Word for word, reproduce each of the entries.

[Records for this task — start]

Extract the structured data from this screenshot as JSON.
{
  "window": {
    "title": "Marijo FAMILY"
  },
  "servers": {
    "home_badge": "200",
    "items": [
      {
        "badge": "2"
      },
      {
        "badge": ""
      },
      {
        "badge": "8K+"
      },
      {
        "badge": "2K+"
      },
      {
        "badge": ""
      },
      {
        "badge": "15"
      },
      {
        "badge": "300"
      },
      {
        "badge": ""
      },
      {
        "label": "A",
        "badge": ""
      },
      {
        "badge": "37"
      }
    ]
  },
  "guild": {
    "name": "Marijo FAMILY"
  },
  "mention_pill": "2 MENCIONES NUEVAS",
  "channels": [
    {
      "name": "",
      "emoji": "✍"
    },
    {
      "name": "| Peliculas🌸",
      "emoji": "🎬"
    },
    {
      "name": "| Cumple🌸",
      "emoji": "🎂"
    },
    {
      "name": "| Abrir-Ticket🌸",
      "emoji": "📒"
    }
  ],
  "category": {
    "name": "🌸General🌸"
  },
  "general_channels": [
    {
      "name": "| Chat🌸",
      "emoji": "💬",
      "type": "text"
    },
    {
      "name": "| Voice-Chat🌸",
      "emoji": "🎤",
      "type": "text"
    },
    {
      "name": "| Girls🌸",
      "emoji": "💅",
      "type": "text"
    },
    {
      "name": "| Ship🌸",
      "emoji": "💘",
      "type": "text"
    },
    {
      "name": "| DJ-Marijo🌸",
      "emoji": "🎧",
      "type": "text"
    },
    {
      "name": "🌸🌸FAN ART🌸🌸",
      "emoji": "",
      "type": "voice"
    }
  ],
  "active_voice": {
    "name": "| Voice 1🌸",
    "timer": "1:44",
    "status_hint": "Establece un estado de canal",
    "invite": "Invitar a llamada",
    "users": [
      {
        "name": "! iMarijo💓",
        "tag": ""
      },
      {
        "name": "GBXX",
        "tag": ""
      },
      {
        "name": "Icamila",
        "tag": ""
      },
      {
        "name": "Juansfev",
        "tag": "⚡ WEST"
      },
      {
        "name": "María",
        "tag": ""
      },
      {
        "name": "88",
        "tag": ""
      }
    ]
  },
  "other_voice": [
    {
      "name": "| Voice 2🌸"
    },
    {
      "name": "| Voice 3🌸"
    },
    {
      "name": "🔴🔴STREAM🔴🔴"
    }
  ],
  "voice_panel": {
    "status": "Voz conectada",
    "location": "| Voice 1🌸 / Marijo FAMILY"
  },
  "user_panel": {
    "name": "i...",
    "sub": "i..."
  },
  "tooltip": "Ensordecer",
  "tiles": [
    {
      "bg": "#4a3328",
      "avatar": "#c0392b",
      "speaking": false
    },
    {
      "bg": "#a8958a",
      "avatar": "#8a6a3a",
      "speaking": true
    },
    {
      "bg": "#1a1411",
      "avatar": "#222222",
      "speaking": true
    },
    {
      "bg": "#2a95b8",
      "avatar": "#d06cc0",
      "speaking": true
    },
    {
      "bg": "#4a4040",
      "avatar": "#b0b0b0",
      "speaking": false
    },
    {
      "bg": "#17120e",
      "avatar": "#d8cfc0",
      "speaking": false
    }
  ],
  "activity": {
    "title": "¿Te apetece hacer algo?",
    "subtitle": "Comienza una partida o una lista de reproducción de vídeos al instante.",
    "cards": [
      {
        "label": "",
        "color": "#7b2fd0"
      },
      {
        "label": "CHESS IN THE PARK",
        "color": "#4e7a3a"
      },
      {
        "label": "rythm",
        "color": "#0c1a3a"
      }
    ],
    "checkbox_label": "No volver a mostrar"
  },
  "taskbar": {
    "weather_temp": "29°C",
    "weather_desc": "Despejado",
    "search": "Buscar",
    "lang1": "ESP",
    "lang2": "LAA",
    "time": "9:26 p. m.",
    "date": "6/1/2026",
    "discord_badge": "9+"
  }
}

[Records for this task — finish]

Answer to the problem —
Extract the structured data from this screenshot as JSON.
{
  "window": {
    "title": "Marijo FAMILY"
  },
  "servers": {
    "home_badge": "200",
    "items": [
      {
        "badge": "2"
      },
      {
        "badge": ""
      },
      {
        "badge": "8K+"
      },
      {
        "badge": "2K+"
      },
      {
        "badge": ""
      },
      {
        "badge": "15"
      },
      {
        "badge": "300"
      },
      {
        "badge": ""
      },
      {
        "label": "A",
        "badge": ""
      },
      {
        "badge": "37"
      }
    ]
  },
  "guild": {
    "name": "Marijo FAMILY"
  },
  "mention_pill": "2 MENCIONES NUEVAS",
  "channels": [
    {
      "name": "",
      "emoji": "✍"
    },
    {
      "name": "| Peliculas🌸",
      "emoji": "🎬"
    },
    {
      "name": "| Cumple🌸",
      "emoji": "🎂"
    },
    {
      "name": "| Abrir-Ticket🌸",
      "emoji": "📒"
    }
  ],
  "category": {
    "name": "🌸General🌸"
  },
  "general_channels": [
    {
      "name": "| Chat🌸",
      "emoji": "💬",
      "type": "text"
    },
    {
      "name": "| Voice-Chat🌸",
      "emoji": "🎤",
      "type": "text"
    },
    {
      "name": "| Girls🌸",
      "emoji": "💅",
      "type": "text"
    },
    {
      "name": "| Ship🌸",
      "emoji": "💘",
      "type": "text"
    },
    {
      "name": "| DJ-Marijo🌸",
      "emoji": "🎧",
      "type": "text"
    },
    {
      "name": "🌸🌸FAN ART🌸🌸",
      "emoji": "",
      "type": "voice"
    }
  ],
  "active_voice": {
    "name": "| Voice 1🌸",
    "timer": "1:44",
    "status_hint": "Establece un estado de canal",
    "invite": "Invitar a llamada",
    "users": [
      {
        "name": "! iMarijo💓",
        "tag": ""
      },
      {
        "name": "GBXX",
        "tag": ""
      },
      {
        "name": "Icamila",
        "tag": ""
      },
      {
        "name": "Juansfev",
        "tag": "⚡ WEST"
      },
      {
        "name": "María",
        "tag": ""
      },
      {
        "name": "88",
        "tag": ""
      }
    ]
  },
  "other_voice": [
    {
      "name": "| Voice 2🌸"
    },
    {
      "name": "| Voice 3🌸"
    },
    {
      "name": "🔴🔴STREAM🔴🔴"
    }
  ],
  "voice_panel": {
    "status": "Voz conectada",
    "location": "| Voice 1🌸 / Marijo FAMILY"
  },
  "user_panel": {
    "name": "i...",
    "sub": "i..."
  },
  "tooltip": "Ensordecer",
  "tiles": [
    {
      "bg": "#4a3328",
      "avatar": "#c0392b",
      "speaking": false
    },
    {
      "bg": "#a8958a",
      "avatar": "#8a6a3a",
      "speaking": true
    },
    {
      "bg": "#1a1411",
      "avatar": "#222222",
      "speaking": true
    },
    {
      "bg": "#2a95b8",
      "avatar": "#d06cc0",
      "speaking": true
    },
    {
      "bg": "#4a4040",
      "avatar": "#b0b0b0",
      "speaking": false
    },
    {
      "bg": "#17120e",
      "avatar": "#d8cfc0",
      "speaking": false
    }
  ],
  "activity": {
    "title": "¿Te apetece hacer algo?",
    "subtitle": "Comienza una partida o una lista de reproducción de vídeos al instante.",
    "cards": [
      {
        "label": "",
        "color": "#7b2fd0"
      },
      {
        "label": "CHESS IN THE PARK",
        "color": "#4e7a3a"
      },
      {
        "label": "rythm",
        "color": "#0c1a3a"
      }
    ],
    "checkbox_label": "No volver a mostrar"
  },
  "taskbar": {
    "weather_temp": "29°C",
    "weather_desc": "Despejado",
    "search": "Buscar",
    "lang1": "ESP",
    "lang2": "LAA",
    "time": "9:26 p. m.",
    "date": "6/1/2026",
    "discord_badge": "9+"
  }
}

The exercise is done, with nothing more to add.